» **Supplied material**
..............................

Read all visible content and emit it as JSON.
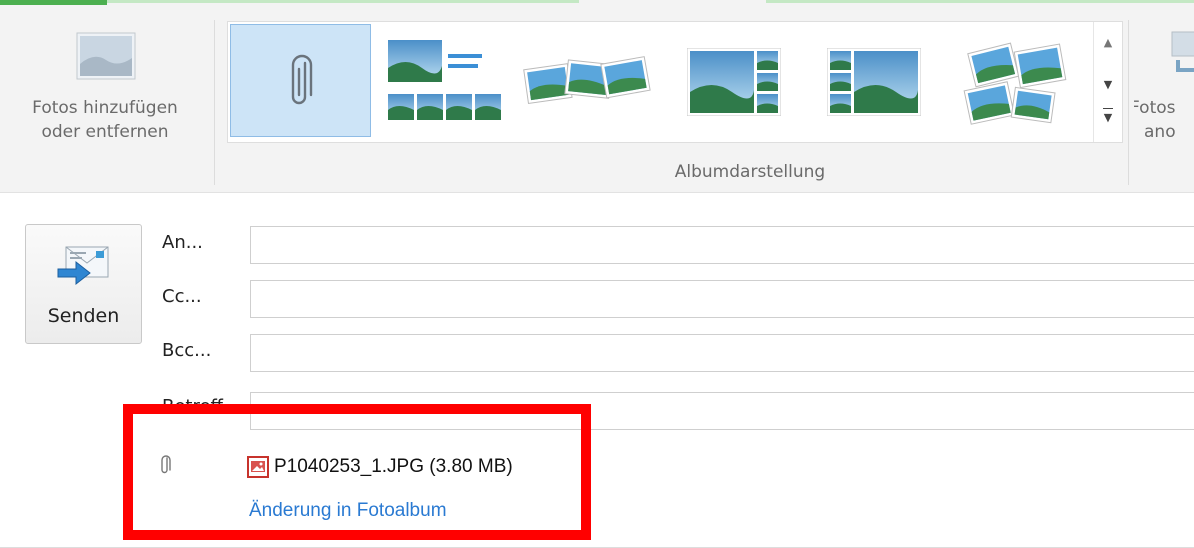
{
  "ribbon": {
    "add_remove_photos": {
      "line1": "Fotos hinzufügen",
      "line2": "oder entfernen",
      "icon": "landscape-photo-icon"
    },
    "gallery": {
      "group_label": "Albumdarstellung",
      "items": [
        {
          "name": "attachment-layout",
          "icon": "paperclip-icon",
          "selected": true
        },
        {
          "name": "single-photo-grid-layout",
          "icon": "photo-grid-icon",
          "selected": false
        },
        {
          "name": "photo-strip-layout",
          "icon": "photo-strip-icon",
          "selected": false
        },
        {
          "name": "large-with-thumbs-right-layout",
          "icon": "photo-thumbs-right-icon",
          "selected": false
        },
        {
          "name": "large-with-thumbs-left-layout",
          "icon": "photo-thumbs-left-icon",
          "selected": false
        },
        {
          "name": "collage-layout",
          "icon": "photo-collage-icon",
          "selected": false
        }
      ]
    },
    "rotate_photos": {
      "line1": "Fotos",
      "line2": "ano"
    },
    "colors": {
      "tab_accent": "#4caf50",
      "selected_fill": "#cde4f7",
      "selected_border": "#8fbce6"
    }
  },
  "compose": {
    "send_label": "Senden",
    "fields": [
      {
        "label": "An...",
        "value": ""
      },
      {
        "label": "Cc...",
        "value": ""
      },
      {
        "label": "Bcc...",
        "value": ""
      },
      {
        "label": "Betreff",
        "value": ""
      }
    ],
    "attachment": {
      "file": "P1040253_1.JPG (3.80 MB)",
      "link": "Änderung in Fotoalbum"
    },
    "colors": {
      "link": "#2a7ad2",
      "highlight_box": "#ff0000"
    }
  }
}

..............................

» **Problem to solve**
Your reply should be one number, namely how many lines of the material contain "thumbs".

» **Response to this exercise**
4